> Supplied information

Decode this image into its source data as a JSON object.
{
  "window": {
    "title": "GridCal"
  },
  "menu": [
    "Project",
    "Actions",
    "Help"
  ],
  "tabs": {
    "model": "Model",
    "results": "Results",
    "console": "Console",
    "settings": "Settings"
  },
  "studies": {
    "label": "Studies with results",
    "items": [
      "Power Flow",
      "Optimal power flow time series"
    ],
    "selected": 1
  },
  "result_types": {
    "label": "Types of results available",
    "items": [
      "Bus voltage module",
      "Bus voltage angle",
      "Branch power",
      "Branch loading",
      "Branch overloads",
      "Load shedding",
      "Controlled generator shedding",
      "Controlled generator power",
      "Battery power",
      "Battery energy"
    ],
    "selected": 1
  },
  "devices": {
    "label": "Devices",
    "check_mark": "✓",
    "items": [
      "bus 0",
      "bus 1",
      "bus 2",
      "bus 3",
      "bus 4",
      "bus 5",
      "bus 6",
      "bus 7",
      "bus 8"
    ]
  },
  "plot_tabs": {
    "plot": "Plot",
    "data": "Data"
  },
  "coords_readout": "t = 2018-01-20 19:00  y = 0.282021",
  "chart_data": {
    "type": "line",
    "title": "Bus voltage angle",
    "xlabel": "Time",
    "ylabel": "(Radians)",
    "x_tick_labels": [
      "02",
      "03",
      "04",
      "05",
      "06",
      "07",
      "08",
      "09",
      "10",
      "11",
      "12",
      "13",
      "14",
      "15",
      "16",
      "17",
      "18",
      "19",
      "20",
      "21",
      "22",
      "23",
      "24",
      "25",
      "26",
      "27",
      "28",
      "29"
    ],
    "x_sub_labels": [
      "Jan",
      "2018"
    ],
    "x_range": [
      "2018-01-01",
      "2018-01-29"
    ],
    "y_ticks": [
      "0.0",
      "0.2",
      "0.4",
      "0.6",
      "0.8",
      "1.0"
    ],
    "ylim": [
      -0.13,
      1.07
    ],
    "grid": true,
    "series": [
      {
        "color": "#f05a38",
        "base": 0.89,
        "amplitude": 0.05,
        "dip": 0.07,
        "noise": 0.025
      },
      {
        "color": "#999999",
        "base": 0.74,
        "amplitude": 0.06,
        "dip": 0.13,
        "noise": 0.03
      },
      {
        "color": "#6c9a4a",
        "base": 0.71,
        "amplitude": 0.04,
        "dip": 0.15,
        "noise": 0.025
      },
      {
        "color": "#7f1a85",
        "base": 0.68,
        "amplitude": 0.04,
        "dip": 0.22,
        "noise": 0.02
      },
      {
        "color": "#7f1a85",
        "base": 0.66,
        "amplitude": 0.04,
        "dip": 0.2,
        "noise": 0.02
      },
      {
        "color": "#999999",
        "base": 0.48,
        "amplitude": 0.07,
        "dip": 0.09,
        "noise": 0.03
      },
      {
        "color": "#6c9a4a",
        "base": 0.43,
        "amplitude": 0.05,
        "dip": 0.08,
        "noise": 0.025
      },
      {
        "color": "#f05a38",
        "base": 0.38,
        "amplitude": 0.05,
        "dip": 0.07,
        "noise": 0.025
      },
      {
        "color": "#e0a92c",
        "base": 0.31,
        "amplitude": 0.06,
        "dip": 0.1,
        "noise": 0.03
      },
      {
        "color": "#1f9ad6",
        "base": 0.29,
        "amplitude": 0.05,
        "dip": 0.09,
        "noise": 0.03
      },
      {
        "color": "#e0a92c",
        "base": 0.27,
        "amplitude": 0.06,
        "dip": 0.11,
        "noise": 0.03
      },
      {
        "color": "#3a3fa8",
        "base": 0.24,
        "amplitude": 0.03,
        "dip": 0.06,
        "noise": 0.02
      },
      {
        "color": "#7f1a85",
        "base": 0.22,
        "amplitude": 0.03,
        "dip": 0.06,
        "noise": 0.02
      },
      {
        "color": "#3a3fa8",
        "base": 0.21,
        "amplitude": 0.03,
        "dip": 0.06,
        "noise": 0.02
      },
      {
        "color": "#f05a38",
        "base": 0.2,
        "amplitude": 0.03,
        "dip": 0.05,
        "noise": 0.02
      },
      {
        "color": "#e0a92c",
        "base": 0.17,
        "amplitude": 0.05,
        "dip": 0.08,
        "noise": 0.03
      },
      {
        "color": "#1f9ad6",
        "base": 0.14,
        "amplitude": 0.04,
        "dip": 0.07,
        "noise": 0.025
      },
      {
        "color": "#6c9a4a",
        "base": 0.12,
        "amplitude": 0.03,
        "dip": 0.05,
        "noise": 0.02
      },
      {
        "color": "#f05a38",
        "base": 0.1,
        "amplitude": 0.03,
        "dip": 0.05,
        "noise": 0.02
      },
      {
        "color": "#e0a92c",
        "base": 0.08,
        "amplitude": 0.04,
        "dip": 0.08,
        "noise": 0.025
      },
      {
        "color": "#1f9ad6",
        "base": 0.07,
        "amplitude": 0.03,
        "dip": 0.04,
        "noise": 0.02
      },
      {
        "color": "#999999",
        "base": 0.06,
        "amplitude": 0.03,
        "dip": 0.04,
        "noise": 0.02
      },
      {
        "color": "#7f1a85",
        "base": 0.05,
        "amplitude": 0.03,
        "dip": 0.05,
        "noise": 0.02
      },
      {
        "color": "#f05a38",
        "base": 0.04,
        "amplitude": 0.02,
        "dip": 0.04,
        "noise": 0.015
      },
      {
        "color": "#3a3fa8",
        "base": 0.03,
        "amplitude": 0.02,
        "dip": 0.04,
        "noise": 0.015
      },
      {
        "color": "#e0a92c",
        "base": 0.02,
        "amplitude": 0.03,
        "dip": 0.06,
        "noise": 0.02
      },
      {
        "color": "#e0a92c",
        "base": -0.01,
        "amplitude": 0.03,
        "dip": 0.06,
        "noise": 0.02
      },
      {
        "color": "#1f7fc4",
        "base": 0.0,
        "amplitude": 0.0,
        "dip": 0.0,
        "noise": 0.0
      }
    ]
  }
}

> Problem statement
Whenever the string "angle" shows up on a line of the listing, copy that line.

> Answer section
      "Bus voltage angle",
    "title": "Bus voltage angle",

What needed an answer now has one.